Jacqueline Monahan's Movie Reviews
- Category: Jacqueline Monahan
- Published on 12 January 2009
- Written by Jacqueline Monahan
Las Vegas Round The Clock - http://www.lasvegasroundtheclock.com
Jacqueline Monahan is an English tutor for the GEAR UP program at UNLV.
She is also a consultant for Columbia College Chicago in Adjunct Faculty Affairs
Director Rob Lurie’s harrowing account of covert operations, governmental posturing, and journalistic freedom pitted against national security issues, is a political thriller, but screens like a modern day horror story where the monster is very real, very ravenous and nearly indestructible.
Based on the implications of the Judith Miller/Valerie Plame case, (in 2005, New York Times journalist Miller spent nearly three months in prison for refusing to reveal her source, the person who outed C.I.A. operative Plame), the film propels itself into exponentially explosive events which jail a reporter, Rachel Armstrong (Kate Beckinsale) for the same reason, with amplified consequences for all parties involved.
The C.I.A. operative in question, Erica Van Doren (Vera Farmiga) is a soccer-mom, like Armstrong, whose child attends the same D.C. elementary school. Her husband Oscar (Jamey Sheridan) is the U.S. Ambassador to Venezuela, and Van Doren has information about that country’s involvement (or lack thereof) in an assassination attempt on the President of the United States; the U.S. government is poised for a retaliatory strike on Caracas. Armstrong’s information blows the lid off all of the government’s prevailing theories, exposing a rush to judgment that will be duplicated in the aftermath for both writer and subject.
Armstrong’s editor (Angela Bassett) green lights her incendiary story for the Capitol Sun-Times, amidst worried warnings from the publication’s in-house counsel (Noah Wylie). After the story runs, life changes permanently for the two women, both suffering a loss of privacy and individual persecutions and suspicions. While the F.B.I. hounds Armstrong for her source, the C.I.A. questions Van Doren about her loyalty. Is she the source?

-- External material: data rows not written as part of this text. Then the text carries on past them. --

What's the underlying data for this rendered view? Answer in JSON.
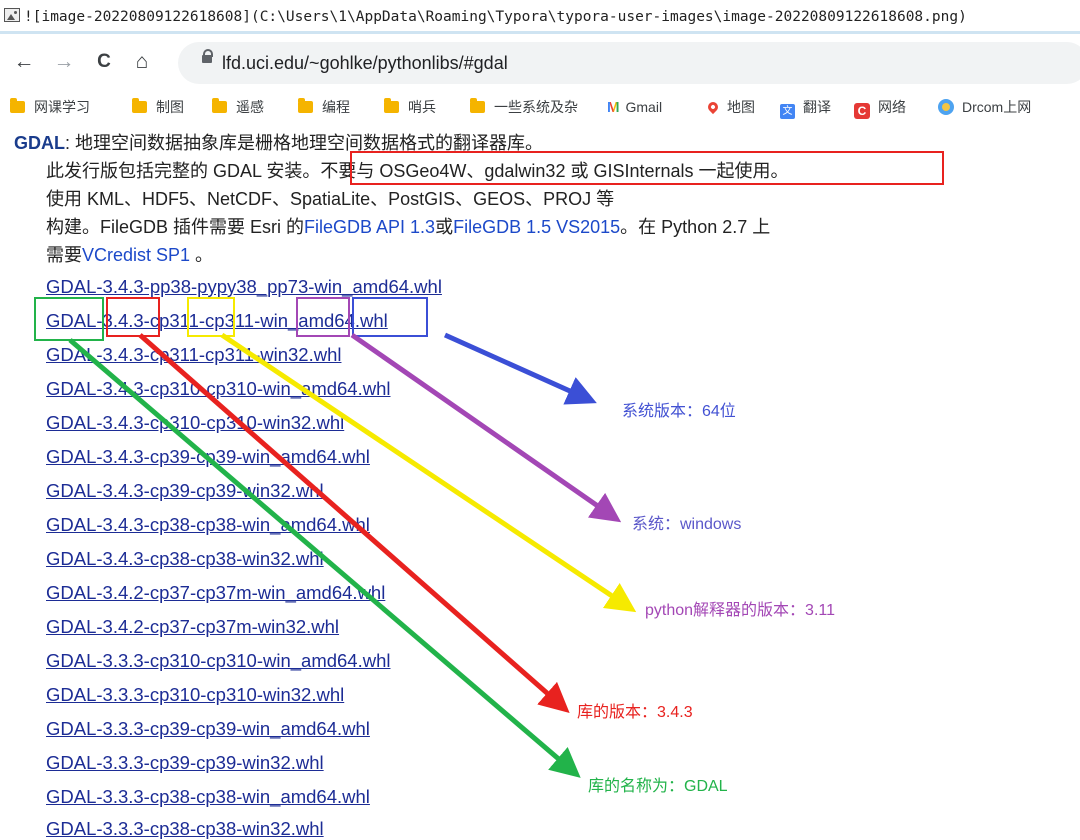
{
  "markdown_line": "![image-20220809122618608](C:\\Users\\1\\AppData\\Roaming\\Typora\\typora-user-images\\image-20220809122618608.png)",
  "nav": {
    "back": "←",
    "forward": "→",
    "reload": "C",
    "home": "⌂",
    "url": "lfd.uci.edu/~gohlke/pythonlibs/#gdal"
  },
  "bookmarks": [
    "网课学习",
    "制图",
    "遥感",
    "编程",
    "哨兵",
    "一些系统及杂",
    "Gmail",
    "地图",
    "翻译",
    "网络",
    "Drcom上网"
  ],
  "page": {
    "gdal_name": "GDAL",
    "line1_rest": ": 地理空间数据抽象库是栅格地理空间数据格式的翻译器库。",
    "line2_a": "此发行版包括完整的 GDAL 安装。",
    "line2_b": "不要与 OSGeo4W、gdalwin32 或 GISInternals 一起使用。",
    "line3": "使用 KML、HDF5、NetCDF、SpatiaLite、PostGIS、GEOS、PROJ 等",
    "line4_a": "构建。FileGDB 插件需要 Esri 的",
    "line4_link1": "FileGDB API 1.3",
    "line4_or": "或",
    "line4_link2": "FileGDB 1.5 VS2015",
    "line4_b": "。在 Python 2.7 上",
    "line5_a": "需要",
    "line5_link": "VCredist SP1",
    "line5_b": " 。"
  },
  "whl_files": [
    "GDAL-3.4.3-pp38-pypy38_pp73-win_amd64.whl",
    "GDAL-3.4.3-cp311-cp311-win_amd64.whl",
    "GDAL-3.4.3-cp311-cp311-win32.whl",
    "GDAL-3.4.3-cp310-cp310-win_amd64.whl",
    "GDAL-3.4.3-cp310-cp310-win32.whl",
    "GDAL-3.4.3-cp39-cp39-win_amd64.whl",
    "GDAL-3.4.3-cp39-cp39-win32.whl",
    "GDAL-3.4.3-cp38-cp38-win_amd64.whl",
    "GDAL-3.4.3-cp38-cp38-win32.whl",
    "GDAL-3.4.2-cp37-cp37m-win_amd64.whl",
    "GDAL-3.4.2-cp37-cp37m-win32.whl",
    "GDAL-3.3.3-cp310-cp310-win_amd64.whl",
    "GDAL-3.3.3-cp310-cp310-win32.whl",
    "GDAL-3.3.3-cp39-cp39-win_amd64.whl",
    "GDAL-3.3.3-cp39-cp39-win32.whl",
    "GDAL-3.3.3-cp38-cp38-win_amd64.whl",
    "GDAL-3.3.3-cp38-cp38-win32.whl"
  ],
  "annotations": {
    "platform_bits": "系统版本：64位",
    "os": "系统：windows",
    "python_version": "python解释器的版本：3.11",
    "lib_version": "库的版本：3.4.3",
    "lib_name": "库的名称为：GDAL"
  },
  "colors": {
    "blue": "#3b4fd6",
    "purple": "#a347b5",
    "yellow": "#f6ea00",
    "red": "#e8221f",
    "green": "#22b34a"
  }
}
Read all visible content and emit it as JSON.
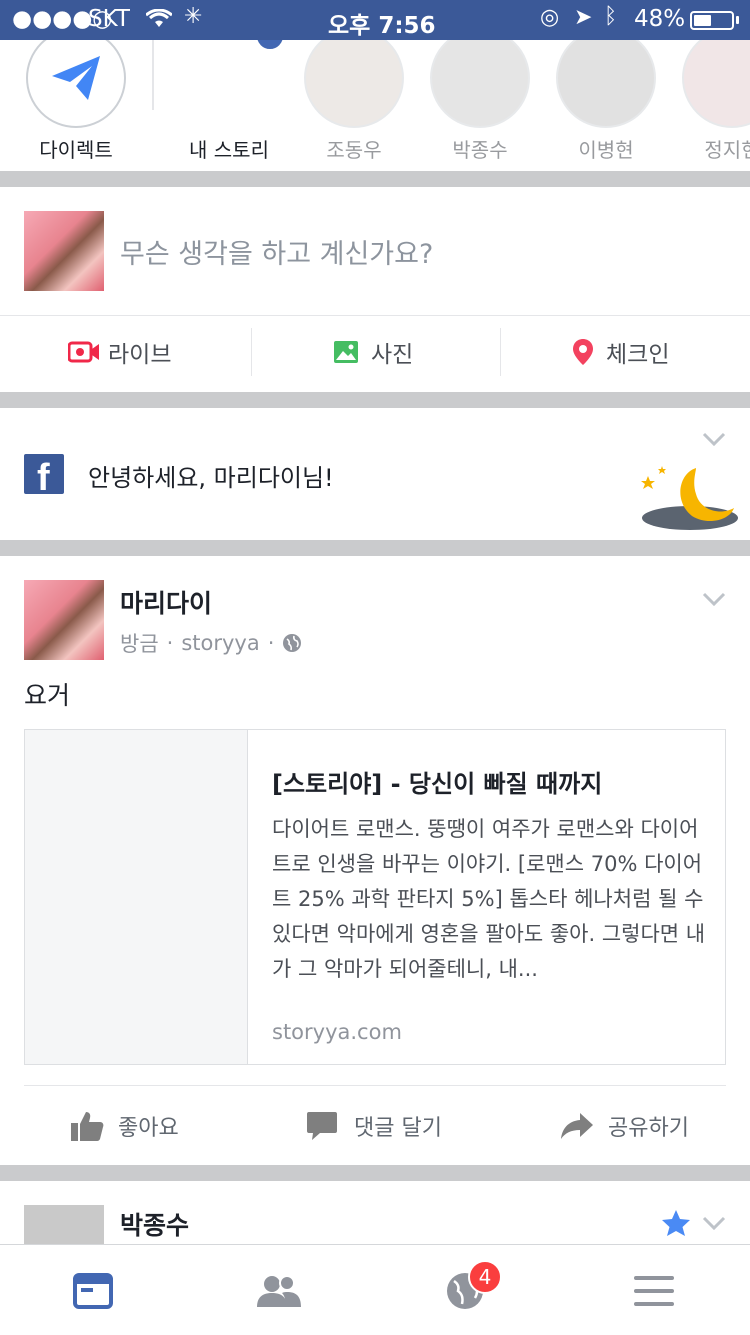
{
  "status_bar": {
    "carrier": "SKT",
    "time": "오후 7:56",
    "battery": "48%",
    "battery_level": 0.48
  },
  "stories": [
    {
      "name": "다이렉트"
    },
    {
      "name": "내 스토리"
    },
    {
      "name": "조동우"
    },
    {
      "name": "박종수"
    },
    {
      "name": "이병현"
    },
    {
      "name": "정지현"
    }
  ],
  "composer": {
    "placeholder": "무슨 생각을 하고 계신가요?",
    "actions": [
      {
        "label": "라이브",
        "icon": "live-video-icon",
        "color": "#f02849"
      },
      {
        "label": "사진",
        "icon": "photo-icon",
        "color": "#45bd62"
      },
      {
        "label": "체크인",
        "icon": "location-pin-icon",
        "color": "#f3425f"
      }
    ]
  },
  "greeting": {
    "text": "안녕하세요, 마리다이님!"
  },
  "post": {
    "author": "마리다이",
    "time": "방금",
    "via": "storyya",
    "body": "요거",
    "link": {
      "title": "[스토리야] - 당신이 빠질 때까지",
      "description": "다이어트 로맨스. 뚱땡이 여주가 로맨스와 다이어트로 인생을 바꾸는 이야기. [로맨스 70% 다이어트 25% 과학 판타지 5%] 톱스타 헤나처럼 될 수 있다면 악마에게 영혼을 팔아도 좋아. 그렇다면 내가 그 악마가 되어줄테니, 내...",
      "domain": "storyya.com"
    },
    "actions": {
      "like": "좋아요",
      "comment": "댓글 달기",
      "share": "공유하기"
    }
  },
  "next_post": {
    "author": "박종수"
  },
  "tab_bar": {
    "notifications_badge": "4"
  },
  "colors": {
    "brand": "#3b5998",
    "active_tab": "#4267b2",
    "badge": "#fa3e3e"
  }
}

Special prosecutor Patton Dubois (Matt Dillon) brings Armstrong before a Grand Jury, as relentless as a pitbull in a death grip with its prey. Even Armstrong’s accomplished attorney Albert Burnside (Alan Alda) can’t get her out of a sudden incarceration. Neither can he get her source out of her.
In prison for an indefinite amount of time, Armstrong finds she’s been nominated for a Pulitzer Prize, watches her marriage and relationship with her son crumble, and remains steadfast about not revealing her source. Her writer husband (David Schwimmer) stops believing in her cause surrendering to infidelity and harbored recriminations.
The Supreme Court is called into the case, with Burnside arguing First Amendment protections for journalists. Meanwhile, Van Doren experiences startling consequences of her own. Months pass, unraveling surprising, disappointing, violent and sometimes tragic events.
Kate Beckinsale is quietly stoic and dignified as the principled journalist. Vera Farmiga is formidable as the tough talking CIA operative whose world becomes invaded by words and notoriety when all she wants to do is attend her daughter’s soccer games. David Schwimmer as the spouse who languishes while his wife is in prison is understated and low-key, communicating anguish by what he doe not say. Alan Alda is the face and voice of integrity to the point that the viewer almost loses faith if his character can’t score a courtroom victory. Matt Dillon is slick and self-righteous as the confident Dubois.
Angela Bassett and Noah Wylie form a united front, supporting Beckinsale’s Armstrong through threats and fines. They make Armstrong’s principled ordeal believable by their reaction to it.
Writer/director Rob Lurie (The Contender) keeps things taut by keeping them ordinary and even mundane at times. The horror comes from how easily this type of confinement can happen to a citizen when slapped with a label that even a democratic government deems dangerous in the name of national security. Quietly desperate, intense and ominous, Nothing But The Truth is an indictment of a hard-nosed, hawkish administration in these do or die times. Seems no one minds the death part; and that may be the most dangerous mindset of all.